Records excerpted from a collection
════════

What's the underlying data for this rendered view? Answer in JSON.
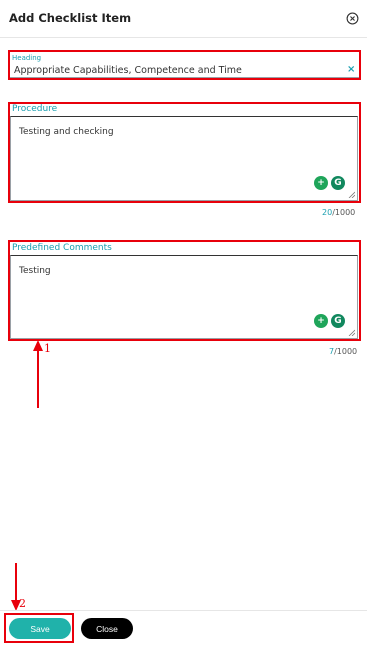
{
  "dialog": {
    "title": "Add Checklist Item"
  },
  "heading": {
    "label": "Heading",
    "value": "Appropriate Capabilities, Competence and Time",
    "clear": "×"
  },
  "procedure": {
    "label": "Procedure",
    "value": "Testing and checking",
    "count": "20",
    "max": "/1000"
  },
  "predefined": {
    "label": "Predefined Comments",
    "value": "Testing",
    "count": "7",
    "max": "/1000"
  },
  "annotations": {
    "one": "1",
    "two": "2"
  },
  "footer": {
    "save_label": "Save",
    "close_label": "Close"
  },
  "colors": {
    "accent": "#1a9fb0",
    "save": "#20b2aa",
    "annotation": "#e8000b"
  },
  "icons": [
    "close-circle-icon",
    "clear-x-icon",
    "add-circle-icon",
    "grammarly-icon",
    "resize-grip-icon",
    "arrow-up-icon",
    "arrow-down-icon"
  ]
}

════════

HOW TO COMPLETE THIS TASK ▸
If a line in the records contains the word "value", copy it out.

SOLUTION FOR THIS PROBLEM ▸
    "value": "Appropriate Capabilities, Competence and Time",
    "value": "Testing and checking",
    "value": "Testing",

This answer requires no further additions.